**Aim of the task**: Count how many lines of the data below contain the string "group"; the reply should be that number alone.

Items from a dataset:
☆ ☆ ☆ ☆
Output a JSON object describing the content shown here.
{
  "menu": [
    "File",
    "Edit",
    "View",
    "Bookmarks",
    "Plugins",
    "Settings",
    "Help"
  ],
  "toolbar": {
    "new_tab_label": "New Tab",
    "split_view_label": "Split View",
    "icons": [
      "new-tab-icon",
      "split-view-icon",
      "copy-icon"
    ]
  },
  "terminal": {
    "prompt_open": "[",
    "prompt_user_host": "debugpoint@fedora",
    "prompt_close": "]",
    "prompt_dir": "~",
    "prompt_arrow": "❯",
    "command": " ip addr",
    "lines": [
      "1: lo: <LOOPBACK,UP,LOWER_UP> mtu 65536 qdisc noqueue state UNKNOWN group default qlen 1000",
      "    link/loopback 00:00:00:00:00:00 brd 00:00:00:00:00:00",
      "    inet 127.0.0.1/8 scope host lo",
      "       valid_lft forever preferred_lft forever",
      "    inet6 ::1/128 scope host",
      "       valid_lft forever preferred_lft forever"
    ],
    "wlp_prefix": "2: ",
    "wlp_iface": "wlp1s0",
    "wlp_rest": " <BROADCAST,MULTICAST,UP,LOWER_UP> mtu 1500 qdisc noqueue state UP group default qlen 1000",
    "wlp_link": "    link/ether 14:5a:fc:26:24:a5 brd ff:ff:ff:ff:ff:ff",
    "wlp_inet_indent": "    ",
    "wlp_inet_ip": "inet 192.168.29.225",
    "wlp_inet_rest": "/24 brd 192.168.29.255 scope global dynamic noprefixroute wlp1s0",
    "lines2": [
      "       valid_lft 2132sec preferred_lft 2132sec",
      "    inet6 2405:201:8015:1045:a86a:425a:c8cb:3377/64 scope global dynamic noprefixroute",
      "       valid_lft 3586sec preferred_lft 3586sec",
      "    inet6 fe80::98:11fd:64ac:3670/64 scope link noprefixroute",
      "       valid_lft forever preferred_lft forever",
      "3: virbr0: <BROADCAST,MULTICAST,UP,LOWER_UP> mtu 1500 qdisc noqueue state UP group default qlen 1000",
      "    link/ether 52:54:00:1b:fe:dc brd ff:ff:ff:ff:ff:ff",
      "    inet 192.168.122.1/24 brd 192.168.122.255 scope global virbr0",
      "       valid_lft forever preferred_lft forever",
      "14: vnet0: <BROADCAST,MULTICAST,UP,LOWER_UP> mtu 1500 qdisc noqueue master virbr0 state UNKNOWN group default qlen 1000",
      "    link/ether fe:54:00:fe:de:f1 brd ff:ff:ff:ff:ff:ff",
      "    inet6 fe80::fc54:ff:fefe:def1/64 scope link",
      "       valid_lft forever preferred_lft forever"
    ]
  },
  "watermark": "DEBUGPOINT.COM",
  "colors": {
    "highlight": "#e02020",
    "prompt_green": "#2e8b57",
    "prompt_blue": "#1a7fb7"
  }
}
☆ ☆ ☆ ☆
**Result of this task**: 4